• Examine the exterior chimney for cracks, missing mortar, and settling around the foundation. If you see evidence of deterioration or moisture, contact a masonry professional for a thorough inspection.
• Look for loose or inadequate flashing around the perimeter of the chimney at the roofline. If it’s damaged or missing altogether, install new flashing that’s set into the mortar joints at least 1½" deep.
• From the basement or crawl space, check whether the hearth and its projecting apron rest on a masonry or stone foundation. If the hearth is supported by wood framing or a wood subfloor, you’ll need a new reinforced concrete support before the fireplace is safe to use.
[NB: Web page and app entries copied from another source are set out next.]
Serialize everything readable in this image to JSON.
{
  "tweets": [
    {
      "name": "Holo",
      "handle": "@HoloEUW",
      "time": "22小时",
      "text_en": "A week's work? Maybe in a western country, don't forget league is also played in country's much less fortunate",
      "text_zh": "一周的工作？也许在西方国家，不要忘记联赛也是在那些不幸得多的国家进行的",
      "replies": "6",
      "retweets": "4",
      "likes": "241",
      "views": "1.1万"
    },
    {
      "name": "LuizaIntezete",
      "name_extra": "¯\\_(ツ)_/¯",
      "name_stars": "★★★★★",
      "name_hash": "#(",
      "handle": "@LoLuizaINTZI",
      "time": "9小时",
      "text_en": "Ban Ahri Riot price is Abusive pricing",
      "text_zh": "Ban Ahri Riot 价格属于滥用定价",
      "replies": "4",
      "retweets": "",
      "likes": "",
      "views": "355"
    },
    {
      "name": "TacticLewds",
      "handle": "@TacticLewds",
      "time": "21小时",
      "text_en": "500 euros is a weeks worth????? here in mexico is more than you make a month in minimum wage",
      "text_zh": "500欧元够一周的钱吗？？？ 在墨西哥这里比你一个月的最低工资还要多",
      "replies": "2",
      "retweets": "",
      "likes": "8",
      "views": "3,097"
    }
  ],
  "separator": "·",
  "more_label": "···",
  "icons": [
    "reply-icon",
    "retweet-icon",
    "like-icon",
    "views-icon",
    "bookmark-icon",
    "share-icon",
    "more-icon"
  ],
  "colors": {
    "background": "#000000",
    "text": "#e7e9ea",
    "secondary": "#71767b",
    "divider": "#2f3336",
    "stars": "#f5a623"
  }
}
• Check to see that the firebox is lined with refractory (or fire) brick and fireclay mortar. A chimney sweep can tell you if the fireplace meets this standard. A steel or cast-iron firebox distorted by exposure to heat should be replaced.
• Make sure there are no obstructions in the throat, the slot-like opening just above the firebox, or on the smoke shelf just behind it. (You’ll need to stick your head into the fireplace and look up to see them.)
• If the damper isn’t working properly or is missing altogether, replace it. Dampers can be spot-bedded just above the throat, or at the top of the chimney.
• Inspect the flue for creosote, a highly flammable black, sooty substance that can build up on the walls. If it’s thicker than a dime, it’s time for a cleaning.
• Have the chimney professionally checked and cleaned once a year by a chimney sweep or masonry professional certified by the Chimney Safety Institute of America (csia.org).